> [Requirement]:
Please print the records below word for word.

> [Information shown]:
____

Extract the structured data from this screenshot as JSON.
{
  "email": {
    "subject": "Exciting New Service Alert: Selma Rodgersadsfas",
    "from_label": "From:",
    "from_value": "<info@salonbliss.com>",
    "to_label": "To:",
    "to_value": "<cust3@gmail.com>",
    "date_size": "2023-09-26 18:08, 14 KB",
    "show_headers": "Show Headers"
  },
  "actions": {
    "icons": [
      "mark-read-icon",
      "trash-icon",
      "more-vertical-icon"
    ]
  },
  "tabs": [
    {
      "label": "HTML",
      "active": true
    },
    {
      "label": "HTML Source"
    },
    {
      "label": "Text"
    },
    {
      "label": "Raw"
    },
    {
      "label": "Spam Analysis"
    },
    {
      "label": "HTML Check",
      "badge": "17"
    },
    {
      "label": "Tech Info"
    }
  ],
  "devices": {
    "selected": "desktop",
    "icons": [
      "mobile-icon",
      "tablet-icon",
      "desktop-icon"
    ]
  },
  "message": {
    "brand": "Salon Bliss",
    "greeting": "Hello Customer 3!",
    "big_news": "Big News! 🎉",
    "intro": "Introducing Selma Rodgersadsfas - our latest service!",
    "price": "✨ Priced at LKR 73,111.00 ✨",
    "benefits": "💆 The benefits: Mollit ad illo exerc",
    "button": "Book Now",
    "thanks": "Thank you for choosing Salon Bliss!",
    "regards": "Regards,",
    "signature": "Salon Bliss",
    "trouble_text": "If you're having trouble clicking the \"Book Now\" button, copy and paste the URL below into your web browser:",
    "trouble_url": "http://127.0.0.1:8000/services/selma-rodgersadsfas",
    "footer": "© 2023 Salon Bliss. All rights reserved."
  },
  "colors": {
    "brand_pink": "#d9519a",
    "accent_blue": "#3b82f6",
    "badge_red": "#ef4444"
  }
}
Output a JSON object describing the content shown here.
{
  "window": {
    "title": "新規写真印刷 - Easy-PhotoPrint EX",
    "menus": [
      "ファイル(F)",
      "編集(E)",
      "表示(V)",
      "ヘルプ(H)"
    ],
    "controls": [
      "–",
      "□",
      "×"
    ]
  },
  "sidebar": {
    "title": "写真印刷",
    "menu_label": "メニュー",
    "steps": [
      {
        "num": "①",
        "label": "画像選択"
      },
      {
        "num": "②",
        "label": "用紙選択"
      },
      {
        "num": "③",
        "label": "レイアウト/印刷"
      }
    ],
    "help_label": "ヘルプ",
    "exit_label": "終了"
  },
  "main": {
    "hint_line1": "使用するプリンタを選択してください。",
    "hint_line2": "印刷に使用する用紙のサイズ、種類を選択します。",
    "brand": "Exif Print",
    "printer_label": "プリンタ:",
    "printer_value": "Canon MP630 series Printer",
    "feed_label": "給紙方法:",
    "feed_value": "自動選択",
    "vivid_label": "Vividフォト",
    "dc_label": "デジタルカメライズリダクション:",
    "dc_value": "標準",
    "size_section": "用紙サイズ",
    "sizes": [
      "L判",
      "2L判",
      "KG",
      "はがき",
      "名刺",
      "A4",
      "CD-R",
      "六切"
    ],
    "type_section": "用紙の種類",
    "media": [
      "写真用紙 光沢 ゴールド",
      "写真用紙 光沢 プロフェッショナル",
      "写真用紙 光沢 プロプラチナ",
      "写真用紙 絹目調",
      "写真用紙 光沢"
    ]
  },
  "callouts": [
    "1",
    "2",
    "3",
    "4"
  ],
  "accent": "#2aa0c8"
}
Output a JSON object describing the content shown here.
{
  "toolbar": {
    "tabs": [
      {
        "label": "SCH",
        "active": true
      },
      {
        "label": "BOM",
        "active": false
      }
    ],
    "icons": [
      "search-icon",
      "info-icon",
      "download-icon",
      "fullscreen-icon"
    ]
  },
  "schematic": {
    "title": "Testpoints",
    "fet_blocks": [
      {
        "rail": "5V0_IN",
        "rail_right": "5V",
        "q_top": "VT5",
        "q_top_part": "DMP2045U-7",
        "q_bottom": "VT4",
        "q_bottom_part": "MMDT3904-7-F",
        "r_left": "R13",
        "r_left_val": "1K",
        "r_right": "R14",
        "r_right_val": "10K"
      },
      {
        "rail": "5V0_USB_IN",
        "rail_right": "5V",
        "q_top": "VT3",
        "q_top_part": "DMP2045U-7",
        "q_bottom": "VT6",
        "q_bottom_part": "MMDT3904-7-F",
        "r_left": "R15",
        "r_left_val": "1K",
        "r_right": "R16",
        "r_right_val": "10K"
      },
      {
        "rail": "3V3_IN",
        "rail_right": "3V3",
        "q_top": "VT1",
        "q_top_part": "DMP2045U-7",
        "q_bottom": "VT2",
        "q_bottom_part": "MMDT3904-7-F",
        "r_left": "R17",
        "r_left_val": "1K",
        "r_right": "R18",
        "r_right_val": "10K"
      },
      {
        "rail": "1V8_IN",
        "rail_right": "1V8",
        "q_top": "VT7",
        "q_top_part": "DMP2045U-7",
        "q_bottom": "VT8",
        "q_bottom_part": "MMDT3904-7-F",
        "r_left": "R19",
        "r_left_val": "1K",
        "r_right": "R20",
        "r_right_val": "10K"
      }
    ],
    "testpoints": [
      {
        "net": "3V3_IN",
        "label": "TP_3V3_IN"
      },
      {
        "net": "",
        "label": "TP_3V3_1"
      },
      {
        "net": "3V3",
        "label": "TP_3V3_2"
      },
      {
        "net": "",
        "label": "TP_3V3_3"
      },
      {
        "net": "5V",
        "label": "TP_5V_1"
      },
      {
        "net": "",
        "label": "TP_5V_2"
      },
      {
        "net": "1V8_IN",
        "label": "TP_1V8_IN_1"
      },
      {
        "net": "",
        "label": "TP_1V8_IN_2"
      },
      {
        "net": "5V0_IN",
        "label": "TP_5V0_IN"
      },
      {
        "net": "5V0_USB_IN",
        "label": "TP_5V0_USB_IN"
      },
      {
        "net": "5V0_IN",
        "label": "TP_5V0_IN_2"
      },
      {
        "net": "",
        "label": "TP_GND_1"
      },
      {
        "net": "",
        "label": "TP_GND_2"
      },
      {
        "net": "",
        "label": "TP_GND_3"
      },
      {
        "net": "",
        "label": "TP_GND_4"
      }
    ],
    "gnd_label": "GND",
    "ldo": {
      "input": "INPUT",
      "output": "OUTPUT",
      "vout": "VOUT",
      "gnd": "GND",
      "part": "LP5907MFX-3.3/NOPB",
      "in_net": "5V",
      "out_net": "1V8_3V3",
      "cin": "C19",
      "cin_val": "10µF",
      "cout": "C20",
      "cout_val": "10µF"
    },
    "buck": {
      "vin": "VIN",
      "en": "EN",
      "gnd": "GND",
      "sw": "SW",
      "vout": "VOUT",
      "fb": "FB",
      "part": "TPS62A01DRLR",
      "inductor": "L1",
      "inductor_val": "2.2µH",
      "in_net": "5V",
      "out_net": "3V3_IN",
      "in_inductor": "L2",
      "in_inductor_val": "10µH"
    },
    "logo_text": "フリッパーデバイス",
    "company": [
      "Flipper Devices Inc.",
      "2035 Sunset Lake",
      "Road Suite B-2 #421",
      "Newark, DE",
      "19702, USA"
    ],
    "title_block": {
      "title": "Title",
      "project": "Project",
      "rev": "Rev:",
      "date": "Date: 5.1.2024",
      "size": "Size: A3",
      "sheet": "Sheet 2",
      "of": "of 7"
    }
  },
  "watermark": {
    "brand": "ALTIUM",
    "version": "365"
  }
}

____

> [Answer for the task]:
Extract the structured data from this screenshot as JSON.
{
  "email": {
    "subject": "Exciting New Service Alert: Selma Rodgersadsfas",
    "from_label": "From:",
    "from_value": "<info@salonbliss.com>",
    "to_label": "To:",
    "to_value": "<cust3@gmail.com>",
    "date_size": "2023-09-26 18:08, 14 KB",
    "show_headers": "Show Headers"
  },
  "actions": {
    "icons": [
      "mark-read-icon",
      "trash-icon",
      "more-vertical-icon"
    ]
  },
  "tabs": [
    {
      "label": "HTML",
      "active": true
    },
    {
      "label": "HTML Source"
    },
    {
      "label": "Text"
    },
    {
      "label": "Raw"
    },
    {
      "label": "Spam Analysis"
    },
    {
      "label": "HTML Check",
      "badge": "17"
    },
    {
      "label": "Tech Info"
    }
  ],
  "devices": {
    "selected": "desktop",
    "icons": [
      "mobile-icon",
      "tablet-icon",
      "desktop-icon"
    ]
  },
  "message": {
    "brand": "Salon Bliss",
    "greeting": "Hello Customer 3!",
    "big_news": "Big News! 🎉",
    "intro": "Introducing Selma Rodgersadsfas - our latest service!",
    "price": "✨ Priced at LKR 73,111.00 ✨",
    "benefits": "💆 The benefits: Mollit ad illo exerc",
    "button": "Book Now",
    "thanks": "Thank you for choosing Salon Bliss!",
    "regards": "Regards,",
    "signature": "Salon Bliss",
    "trouble_text": "If you're having trouble clicking the \"Book Now\" button, copy and paste the URL below into your web browser:",
    "trouble_url": "http://127.0.0.1:8000/services/selma-rodgersadsfas",
    "footer": "© 2023 Salon Bliss. All rights reserved."
  },
  "colors": {
    "brand_pink": "#d9519a",
    "accent_blue": "#3b82f6",
    "badge_red": "#ef4444"
  }
}
Output a JSON object describing the content shown here.
{
  "window": {
    "title": "新規写真印刷 - Easy-PhotoPrint EX",
    "menus": [
      "ファイル(F)",
      "編集(E)",
      "表示(V)",
      "ヘルプ(H)"
    ],
    "controls": [
      "–",
      "□",
      "×"
    ]
  },
  "sidebar": {
    "title": "写真印刷",
    "menu_label": "メニュー",
    "steps": [
      {
        "num": "①",
        "label": "画像選択"
      },
      {
        "num": "②",
        "label": "用紙選択"
      },
      {
        "num": "③",
        "label": "レイアウト/印刷"
      }
    ],
    "help_label": "ヘルプ",
    "exit_label": "終了"
  },
  "main": {
    "hint_line1": "使用するプリンタを選択してください。",
    "hint_line2": "印刷に使用する用紙のサイズ、種類を選択します。",
    "brand": "Exif Print",
    "printer_label": "プリンタ:",
    "printer_value": "Canon MP630 series Printer",
    "feed_label": "給紙方法:",
    "feed_value": "自動選択",
    "vivid_label": "Vividフォト",
    "dc_label": "デジタルカメライズリダクション:",
    "dc_value": "標準",
    "size_section": "用紙サイズ",
    "sizes": [
      "L判",
      "2L判",
      "KG",
      "はがき",
      "名刺",
      "A4",
      "CD-R",
      "六切"
    ],
    "type_section": "用紙の種類",
    "media": [
      "写真用紙 光沢 ゴールド",
      "写真用紙 光沢 プロフェッショナル",
      "写真用紙 光沢 プロプラチナ",
      "写真用紙 絹目調",
      "写真用紙 光沢"
    ]
  },
  "callouts": [
    "1",
    "2",
    "3",
    "4"
  ],
  "accent": "#2aa0c8"
}
Output a JSON object describing the content shown here.
{
  "toolbar": {
    "tabs": [
      {
        "label": "SCH",
        "active": true
      },
      {
        "label": "BOM",
        "active": false
      }
    ],
    "icons": [
      "search-icon",
      "info-icon",
      "download-icon",
      "fullscreen-icon"
    ]
  },
  "schematic": {
    "title": "Testpoints",
    "fet_blocks": [
      {
        "rail": "5V0_IN",
        "rail_right": "5V",
        "q_top": "VT5",
        "q_top_part": "DMP2045U-7",
        "q_bottom": "VT4",
        "q_bottom_part": "MMDT3904-7-F",
        "r_left": "R13",
        "r_left_val": "1K",
        "r_right": "R14",
        "r_right_val": "10K"
      },
      {
        "rail": "5V0_USB_IN",
        "rail_right": "5V",
        "q_top": "VT3",
        "q_top_part": "DMP2045U-7",
        "q_bottom": "VT6",
        "q_bottom_part": "MMDT3904-7-F",
        "r_left": "R15",
        "r_left_val": "1K",
        "r_right": "R16",
        "r_right_val": "10K"
      },
      {
        "rail": "3V3_IN",
        "rail_right": "3V3",
        "q_top": "VT1",
        "q_top_part": "DMP2045U-7",
        "q_bottom": "VT2",
        "q_bottom_part": "MMDT3904-7-F",
        "r_left": "R17",
        "r_left_val": "1K",
        "r_right": "R18",
        "r_right_val": "10K"
      },
      {
        "rail": "1V8_IN",
        "rail_right": "1V8",
        "q_top": "VT7",
        "q_top_part": "DMP2045U-7",
        "q_bottom": "VT8",
        "q_bottom_part": "MMDT3904-7-F",
        "r_left": "R19",
        "r_left_val": "1K",
        "r_right": "R20",
        "r_right_val": "10K"
      }
    ],
    "testpoints": [
      {
        "net": "3V3_IN",
        "label": "TP_3V3_IN"
      },
      {
        "net": "",
        "label": "TP_3V3_1"
      },
      {
        "net": "3V3",
        "label": "TP_3V3_2"
      },
      {
        "net": "",
        "label": "TP_3V3_3"
      },
      {
        "net": "5V",
        "label": "TP_5V_1"
      },
      {
        "net": "",
        "label": "TP_5V_2"
      },
      {
        "net": "1V8_IN",
        "label": "TP_1V8_IN_1"
      },
      {
        "net": "",
        "label": "TP_1V8_IN_2"
      },
      {
        "net": "5V0_IN",
        "label": "TP_5V0_IN"
      },
      {
        "net": "5V0_USB_IN",
        "label": "TP_5V0_USB_IN"
      },
      {
        "net": "5V0_IN",
        "label": "TP_5V0_IN_2"
      },
      {
        "net": "",
        "label": "TP_GND_1"
      },
      {
        "net": "",
        "label": "TP_GND_2"
      },
      {
        "net": "",
        "label": "TP_GND_3"
      },
      {
        "net": "",
        "label": "TP_GND_4"
      }
    ],
    "gnd_label": "GND",
    "ldo": {
      "input": "INPUT",
      "output": "OUTPUT",
      "vout": "VOUT",
      "gnd": "GND",
      "part": "LP5907MFX-3.3/NOPB",
      "in_net": "5V",
      "out_net": "1V8_3V3",
      "cin": "C19",
      "cin_val": "10µF",
      "cout": "C20",
      "cout_val": "10µF"
    },
    "buck": {
      "vin": "VIN",
      "en": "EN",
      "gnd": "GND",
      "sw": "SW",
      "vout": "VOUT",
      "fb": "FB",
      "part": "TPS62A01DRLR",
      "inductor": "L1",
      "inductor_val": "2.2µH",
      "in_net": "5V",
      "out_net": "3V3_IN",
      "in_inductor": "L2",
      "in_inductor_val": "10µH"
    },
    "logo_text": "フリッパーデバイス",
    "company": [
      "Flipper Devices Inc.",
      "2035 Sunset Lake",
      "Road Suite B-2 #421",
      "Newark, DE",
      "19702, USA"
    ],
    "title_block": {
      "title": "Title",
      "project": "Project",
      "rev": "Rev:",
      "date": "Date: 5.1.2024",
      "size": "Size: A3",
      "sheet": "Sheet 2",
      "of": "of 7"
    }
  },
  "watermark": {
    "brand": "ALTIUM",
    "version": "365"
  }
}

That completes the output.